And quite oddly enough, the idea I associate most with the love, peace, freedom movement is Donovan--the boy that everyone accused to be a Dylan imitator, and later, to the British government, a leading figure in drug use. But in most households today, as I’ve observed, Donovan is a forgotten legend.
When I first discovered Donovan (my interest spiked after I saw 200 Motels where they mentioned him and associated him with the hippies), my dad regarded my interest as dumb since Donovan was a man of few hits. How could you aspire to make it in music if your idol was barely successful in music himself?
My dad made the bold mistake of reducing the man to a no-name (such as The Starfires, who mysteriously fell off of the Earth after a 45 that everyone searches and pays large sums of money for). In reality, though, Donovan has made hundreds of great songs, has had his run with the best of the bests, and can probably be given partial credit to bringing Led Zeppelin together [Page, Jonesy, and Bonzo played together on “Hurdy Gurdy Man.” Later Plant would appear on “Barabajagal” with the Jeff Beck Group, but this didn’t happen until 2 years after the formation of Zeppelin.]
Joe Meek is a genius...even today his music still floats. His music drifts into the general consciousness of humanity, blowing minds away, and gracefully waltzing out as if nothing happened.

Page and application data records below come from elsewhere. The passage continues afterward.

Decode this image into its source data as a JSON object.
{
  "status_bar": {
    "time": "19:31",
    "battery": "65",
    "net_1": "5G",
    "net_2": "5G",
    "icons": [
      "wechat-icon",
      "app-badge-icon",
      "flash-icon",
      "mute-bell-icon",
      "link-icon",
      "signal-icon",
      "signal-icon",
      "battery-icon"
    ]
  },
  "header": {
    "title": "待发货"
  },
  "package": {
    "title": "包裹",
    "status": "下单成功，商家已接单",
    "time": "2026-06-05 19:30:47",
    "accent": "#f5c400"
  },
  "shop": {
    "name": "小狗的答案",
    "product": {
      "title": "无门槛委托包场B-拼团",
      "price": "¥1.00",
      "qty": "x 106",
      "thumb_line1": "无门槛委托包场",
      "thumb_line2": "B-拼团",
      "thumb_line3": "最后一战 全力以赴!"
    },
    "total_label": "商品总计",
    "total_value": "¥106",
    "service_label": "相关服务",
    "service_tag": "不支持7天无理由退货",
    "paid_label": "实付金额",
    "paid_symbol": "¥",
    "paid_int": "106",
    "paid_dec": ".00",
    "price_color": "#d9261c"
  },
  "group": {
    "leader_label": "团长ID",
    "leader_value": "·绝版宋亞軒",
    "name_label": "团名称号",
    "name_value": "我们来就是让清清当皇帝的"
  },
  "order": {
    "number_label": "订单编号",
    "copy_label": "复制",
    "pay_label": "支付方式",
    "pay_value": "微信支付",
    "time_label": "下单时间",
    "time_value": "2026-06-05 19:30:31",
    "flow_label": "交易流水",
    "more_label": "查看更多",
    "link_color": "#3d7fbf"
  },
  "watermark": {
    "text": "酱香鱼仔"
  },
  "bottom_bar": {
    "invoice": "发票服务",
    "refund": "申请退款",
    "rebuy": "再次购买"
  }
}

I can only name one of Meek’s songs if asked, although I listen to I Hear A New World on a daily basis (“It’s good for the soul,” I tell my mother). The one track I can name is “I Hear a New World” because it is the title track, and the name is repeated over and over again throughout the song. The main reason behind me not being competent enough to name the song would probably be because I view the album as a concept album. Thinking of the album as one huge song enables me to invent my own meaning behind it, without the definitive boxes of song titles.
It’s not really a huge concept album, though. The songs still remain in the average “50’s/60’s Pop” standards never breaking four minutes. So unlike, Roger Waters’ albums for Pink Floyd that bring the listener on an epic journey through the human psyche, Meek takes the listener through space which proves to be about 15 minutes shorter than the average Waters album takes us. Not to say that’s a bad thing because it allows me to listen to it in one sitting (when it comes to music my attention span magically increases).
Meek's songs still shock me. It amazes me to even fathom that an album such as this could have been produced in 1960. The album still makes me think as if I’m on a new planet in another galaxy of space; it utilizes the basic idea of endless possibilities.
In this day and age, punk rock is dying in little underground bars that only wish they could be compared to CBGB's. What’s surprising is the garage-rock revival--the closest label we now have to punk rock. The garage-rock revival is made up of several indie bands ranging from the Yeah Yeah Yeahs to Jet, with roots centered more in synth-punk than their founding fathers of the 60’s.
Of course, there are obvious exceptions to the “average” synth-punk based garage-rock band. Take Jack White’s bands—The Raconteurs and The White Stripes—both of which have strong blues-based roots behind them ( “My Doorbell” by The White Stripes, and “Carolina Drama” by The Raconteurs). Yet,in most of today's garage revival groups one can hear inspiration from the early days of Joy Division rather than the 13th Floor Elevators or the Electric Prunes.